%%

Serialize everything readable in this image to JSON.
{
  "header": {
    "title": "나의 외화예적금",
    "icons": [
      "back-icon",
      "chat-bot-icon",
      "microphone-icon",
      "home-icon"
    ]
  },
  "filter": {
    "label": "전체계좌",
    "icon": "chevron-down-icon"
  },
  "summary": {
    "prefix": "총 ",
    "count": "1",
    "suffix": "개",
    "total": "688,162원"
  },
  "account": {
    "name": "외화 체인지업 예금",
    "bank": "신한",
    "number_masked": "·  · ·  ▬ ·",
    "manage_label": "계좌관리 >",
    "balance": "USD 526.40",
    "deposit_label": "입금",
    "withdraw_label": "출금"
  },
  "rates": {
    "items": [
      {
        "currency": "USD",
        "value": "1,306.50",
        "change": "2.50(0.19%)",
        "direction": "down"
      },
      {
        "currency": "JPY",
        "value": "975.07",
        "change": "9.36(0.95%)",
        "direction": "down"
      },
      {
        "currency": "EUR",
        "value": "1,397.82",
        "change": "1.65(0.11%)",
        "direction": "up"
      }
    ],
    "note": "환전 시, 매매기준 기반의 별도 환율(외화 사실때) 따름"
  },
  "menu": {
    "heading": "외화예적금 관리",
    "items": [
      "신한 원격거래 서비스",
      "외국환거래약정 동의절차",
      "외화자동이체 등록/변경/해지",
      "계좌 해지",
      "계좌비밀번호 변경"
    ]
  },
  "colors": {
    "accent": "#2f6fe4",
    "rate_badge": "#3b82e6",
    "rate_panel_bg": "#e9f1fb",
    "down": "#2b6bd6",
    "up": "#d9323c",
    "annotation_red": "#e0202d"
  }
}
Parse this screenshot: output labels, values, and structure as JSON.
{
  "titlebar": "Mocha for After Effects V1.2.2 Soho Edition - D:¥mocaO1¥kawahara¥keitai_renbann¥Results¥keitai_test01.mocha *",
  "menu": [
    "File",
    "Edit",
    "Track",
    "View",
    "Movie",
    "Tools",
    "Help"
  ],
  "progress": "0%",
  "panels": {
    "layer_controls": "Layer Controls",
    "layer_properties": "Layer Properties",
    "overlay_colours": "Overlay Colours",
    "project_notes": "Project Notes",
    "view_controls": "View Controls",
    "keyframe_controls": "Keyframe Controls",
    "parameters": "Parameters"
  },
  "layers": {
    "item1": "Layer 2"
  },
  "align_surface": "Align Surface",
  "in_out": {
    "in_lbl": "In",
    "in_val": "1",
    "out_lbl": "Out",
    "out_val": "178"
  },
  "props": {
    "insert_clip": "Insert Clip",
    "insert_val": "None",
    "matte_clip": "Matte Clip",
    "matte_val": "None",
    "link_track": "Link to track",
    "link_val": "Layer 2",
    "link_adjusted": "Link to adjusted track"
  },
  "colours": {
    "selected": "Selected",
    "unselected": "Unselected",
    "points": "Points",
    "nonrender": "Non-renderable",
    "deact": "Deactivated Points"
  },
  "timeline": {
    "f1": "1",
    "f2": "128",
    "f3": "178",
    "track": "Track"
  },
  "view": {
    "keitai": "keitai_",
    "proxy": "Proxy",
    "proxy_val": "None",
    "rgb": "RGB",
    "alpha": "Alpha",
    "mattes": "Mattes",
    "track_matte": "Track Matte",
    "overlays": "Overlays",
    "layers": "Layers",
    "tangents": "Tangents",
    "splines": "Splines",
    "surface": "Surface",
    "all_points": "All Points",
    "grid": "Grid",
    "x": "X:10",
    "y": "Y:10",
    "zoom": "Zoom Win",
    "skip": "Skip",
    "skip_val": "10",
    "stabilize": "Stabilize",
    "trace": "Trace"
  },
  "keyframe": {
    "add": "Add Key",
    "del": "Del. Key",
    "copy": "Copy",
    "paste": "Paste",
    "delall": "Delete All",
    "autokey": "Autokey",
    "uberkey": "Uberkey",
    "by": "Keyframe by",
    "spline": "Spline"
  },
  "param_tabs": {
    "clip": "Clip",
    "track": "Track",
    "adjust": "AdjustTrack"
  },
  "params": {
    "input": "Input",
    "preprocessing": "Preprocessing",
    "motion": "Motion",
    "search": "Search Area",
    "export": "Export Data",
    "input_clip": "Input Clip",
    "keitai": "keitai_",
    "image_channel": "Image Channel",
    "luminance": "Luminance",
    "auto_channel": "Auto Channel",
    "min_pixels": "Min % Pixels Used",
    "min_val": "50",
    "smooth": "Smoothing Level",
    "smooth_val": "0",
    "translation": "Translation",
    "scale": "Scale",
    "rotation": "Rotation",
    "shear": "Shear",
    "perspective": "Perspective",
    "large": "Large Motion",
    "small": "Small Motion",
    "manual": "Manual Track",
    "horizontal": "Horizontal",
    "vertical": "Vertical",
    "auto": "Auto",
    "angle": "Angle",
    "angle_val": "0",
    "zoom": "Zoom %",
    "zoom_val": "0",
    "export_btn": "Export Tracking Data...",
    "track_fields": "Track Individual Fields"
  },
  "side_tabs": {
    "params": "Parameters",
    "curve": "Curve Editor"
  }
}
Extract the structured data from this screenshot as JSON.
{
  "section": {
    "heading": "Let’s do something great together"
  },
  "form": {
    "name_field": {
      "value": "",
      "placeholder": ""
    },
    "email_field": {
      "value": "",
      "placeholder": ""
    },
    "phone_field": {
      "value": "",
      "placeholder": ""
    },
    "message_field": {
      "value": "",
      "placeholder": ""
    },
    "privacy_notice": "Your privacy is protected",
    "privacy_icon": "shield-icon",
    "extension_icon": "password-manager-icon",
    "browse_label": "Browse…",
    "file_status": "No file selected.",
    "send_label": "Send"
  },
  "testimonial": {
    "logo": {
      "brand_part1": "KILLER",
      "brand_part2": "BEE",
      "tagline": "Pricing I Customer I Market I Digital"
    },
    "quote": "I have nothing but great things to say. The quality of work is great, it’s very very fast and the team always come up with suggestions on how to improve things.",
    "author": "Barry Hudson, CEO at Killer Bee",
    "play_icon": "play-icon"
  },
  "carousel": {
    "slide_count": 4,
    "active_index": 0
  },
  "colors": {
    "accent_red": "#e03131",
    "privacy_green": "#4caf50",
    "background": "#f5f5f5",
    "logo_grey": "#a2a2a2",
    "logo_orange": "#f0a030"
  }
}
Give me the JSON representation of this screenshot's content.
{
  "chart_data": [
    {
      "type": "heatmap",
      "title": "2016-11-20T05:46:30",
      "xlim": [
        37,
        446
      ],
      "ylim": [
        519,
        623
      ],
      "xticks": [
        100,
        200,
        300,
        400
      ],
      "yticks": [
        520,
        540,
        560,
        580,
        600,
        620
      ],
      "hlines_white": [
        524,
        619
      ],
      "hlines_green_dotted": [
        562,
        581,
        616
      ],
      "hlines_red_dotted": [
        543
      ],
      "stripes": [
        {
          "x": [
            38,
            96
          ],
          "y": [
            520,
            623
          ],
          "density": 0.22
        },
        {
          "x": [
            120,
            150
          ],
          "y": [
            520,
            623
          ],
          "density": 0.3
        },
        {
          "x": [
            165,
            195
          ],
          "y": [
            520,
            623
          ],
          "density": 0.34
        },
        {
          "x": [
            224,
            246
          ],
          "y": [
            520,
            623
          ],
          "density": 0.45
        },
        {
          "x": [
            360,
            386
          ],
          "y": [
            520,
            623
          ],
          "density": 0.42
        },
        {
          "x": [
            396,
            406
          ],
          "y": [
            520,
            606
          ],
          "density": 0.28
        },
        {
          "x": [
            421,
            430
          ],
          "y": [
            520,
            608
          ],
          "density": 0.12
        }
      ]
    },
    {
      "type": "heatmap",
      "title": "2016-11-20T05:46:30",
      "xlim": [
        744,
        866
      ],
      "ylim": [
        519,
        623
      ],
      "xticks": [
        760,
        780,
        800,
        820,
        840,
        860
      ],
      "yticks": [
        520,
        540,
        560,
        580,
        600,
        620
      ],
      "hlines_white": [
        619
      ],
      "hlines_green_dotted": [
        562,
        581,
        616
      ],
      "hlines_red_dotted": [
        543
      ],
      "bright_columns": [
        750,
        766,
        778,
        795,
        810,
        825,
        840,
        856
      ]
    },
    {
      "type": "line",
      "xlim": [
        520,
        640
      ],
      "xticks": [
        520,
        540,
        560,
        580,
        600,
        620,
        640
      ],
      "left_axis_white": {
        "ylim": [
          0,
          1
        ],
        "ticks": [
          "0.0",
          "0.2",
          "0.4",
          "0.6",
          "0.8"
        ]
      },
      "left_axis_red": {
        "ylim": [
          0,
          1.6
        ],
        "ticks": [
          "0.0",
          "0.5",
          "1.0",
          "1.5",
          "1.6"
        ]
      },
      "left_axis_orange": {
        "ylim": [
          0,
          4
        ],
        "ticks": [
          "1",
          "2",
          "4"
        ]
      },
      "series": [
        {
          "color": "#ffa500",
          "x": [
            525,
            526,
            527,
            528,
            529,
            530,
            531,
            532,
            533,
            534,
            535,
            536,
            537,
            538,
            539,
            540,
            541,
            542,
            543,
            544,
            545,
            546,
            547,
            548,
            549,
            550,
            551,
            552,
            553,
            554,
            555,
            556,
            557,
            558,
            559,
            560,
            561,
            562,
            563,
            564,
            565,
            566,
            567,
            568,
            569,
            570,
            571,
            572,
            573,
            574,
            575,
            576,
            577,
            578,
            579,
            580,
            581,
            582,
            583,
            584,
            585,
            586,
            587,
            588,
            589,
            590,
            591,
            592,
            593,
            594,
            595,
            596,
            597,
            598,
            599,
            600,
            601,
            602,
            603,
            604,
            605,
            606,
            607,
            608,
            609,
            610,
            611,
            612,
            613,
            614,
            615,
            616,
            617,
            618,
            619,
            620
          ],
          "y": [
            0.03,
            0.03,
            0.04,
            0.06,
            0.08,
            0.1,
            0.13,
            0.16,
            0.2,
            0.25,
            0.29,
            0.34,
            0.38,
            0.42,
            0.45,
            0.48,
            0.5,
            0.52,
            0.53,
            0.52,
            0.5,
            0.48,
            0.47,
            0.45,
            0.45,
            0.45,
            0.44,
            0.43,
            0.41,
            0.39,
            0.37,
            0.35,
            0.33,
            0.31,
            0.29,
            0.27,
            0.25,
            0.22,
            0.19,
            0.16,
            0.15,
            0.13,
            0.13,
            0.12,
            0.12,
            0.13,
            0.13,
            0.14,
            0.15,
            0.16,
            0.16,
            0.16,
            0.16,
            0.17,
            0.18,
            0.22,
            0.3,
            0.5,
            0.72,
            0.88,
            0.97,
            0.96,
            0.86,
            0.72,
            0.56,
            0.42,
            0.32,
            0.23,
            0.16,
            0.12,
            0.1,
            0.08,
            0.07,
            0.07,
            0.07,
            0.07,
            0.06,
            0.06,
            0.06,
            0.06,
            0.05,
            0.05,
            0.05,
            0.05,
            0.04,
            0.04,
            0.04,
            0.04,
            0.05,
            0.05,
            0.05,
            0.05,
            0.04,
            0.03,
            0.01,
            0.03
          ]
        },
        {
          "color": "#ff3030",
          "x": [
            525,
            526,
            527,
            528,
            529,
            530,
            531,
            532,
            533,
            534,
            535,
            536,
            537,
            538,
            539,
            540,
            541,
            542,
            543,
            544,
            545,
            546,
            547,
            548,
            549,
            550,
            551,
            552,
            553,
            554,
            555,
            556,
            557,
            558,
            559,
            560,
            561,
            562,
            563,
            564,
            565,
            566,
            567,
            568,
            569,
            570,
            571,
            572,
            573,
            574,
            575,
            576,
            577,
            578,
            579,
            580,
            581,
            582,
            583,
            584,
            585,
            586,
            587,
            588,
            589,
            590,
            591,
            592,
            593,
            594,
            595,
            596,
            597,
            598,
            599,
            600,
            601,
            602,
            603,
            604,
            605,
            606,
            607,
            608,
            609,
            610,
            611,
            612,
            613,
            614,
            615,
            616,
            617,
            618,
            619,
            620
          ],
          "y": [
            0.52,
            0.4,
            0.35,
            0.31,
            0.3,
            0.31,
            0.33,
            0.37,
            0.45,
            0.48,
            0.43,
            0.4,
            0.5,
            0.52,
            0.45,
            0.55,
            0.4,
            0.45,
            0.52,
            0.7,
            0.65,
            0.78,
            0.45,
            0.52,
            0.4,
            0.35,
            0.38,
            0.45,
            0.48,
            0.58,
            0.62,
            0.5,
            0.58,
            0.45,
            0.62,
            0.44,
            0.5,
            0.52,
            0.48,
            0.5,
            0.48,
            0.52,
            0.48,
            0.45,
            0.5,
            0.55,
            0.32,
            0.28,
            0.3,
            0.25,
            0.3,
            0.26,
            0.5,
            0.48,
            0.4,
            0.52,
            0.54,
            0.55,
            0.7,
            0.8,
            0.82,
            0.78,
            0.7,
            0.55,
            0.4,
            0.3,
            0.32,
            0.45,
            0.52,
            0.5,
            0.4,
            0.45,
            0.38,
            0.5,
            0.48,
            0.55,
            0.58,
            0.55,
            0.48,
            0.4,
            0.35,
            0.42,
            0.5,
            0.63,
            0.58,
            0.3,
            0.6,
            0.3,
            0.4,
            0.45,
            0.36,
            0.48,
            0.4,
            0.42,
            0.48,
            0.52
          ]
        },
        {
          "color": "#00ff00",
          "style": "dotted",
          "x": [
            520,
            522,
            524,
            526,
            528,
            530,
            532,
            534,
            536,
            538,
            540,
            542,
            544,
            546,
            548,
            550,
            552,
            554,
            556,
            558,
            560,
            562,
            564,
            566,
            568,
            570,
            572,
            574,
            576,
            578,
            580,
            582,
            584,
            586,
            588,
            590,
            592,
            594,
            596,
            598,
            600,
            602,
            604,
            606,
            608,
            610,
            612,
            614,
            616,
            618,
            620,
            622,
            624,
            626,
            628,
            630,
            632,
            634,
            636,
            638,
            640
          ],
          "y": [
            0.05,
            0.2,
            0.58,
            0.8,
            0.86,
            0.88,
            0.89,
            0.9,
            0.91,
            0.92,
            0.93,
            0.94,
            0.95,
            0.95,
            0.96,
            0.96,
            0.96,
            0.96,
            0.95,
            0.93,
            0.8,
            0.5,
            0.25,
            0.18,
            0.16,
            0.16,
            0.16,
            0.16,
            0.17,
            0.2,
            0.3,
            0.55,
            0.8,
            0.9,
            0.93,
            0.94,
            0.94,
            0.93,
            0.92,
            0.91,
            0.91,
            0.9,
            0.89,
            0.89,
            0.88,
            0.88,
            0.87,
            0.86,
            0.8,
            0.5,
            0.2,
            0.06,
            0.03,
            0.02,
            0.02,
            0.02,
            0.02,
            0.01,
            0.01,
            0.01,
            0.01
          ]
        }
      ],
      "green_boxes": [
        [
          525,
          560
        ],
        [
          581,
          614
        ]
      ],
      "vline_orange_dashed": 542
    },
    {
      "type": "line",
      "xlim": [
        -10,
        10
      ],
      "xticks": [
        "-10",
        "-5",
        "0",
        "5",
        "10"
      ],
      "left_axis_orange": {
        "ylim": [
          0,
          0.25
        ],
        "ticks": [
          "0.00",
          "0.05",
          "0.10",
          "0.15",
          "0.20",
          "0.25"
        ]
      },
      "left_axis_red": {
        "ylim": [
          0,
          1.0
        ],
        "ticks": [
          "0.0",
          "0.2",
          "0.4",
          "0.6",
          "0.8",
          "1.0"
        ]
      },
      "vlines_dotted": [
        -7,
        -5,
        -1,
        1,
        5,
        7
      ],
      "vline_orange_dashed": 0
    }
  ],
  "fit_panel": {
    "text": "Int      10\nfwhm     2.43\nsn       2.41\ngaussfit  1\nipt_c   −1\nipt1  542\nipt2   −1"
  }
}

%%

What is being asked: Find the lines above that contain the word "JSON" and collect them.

Exercise solution:
Serialize everything readable in this image to JSON.
Parse this screenshot: output labels, values, and structure as JSON.
Extract the structured data from this screenshot as JSON.
Give me the JSON representation of this screenshot's content.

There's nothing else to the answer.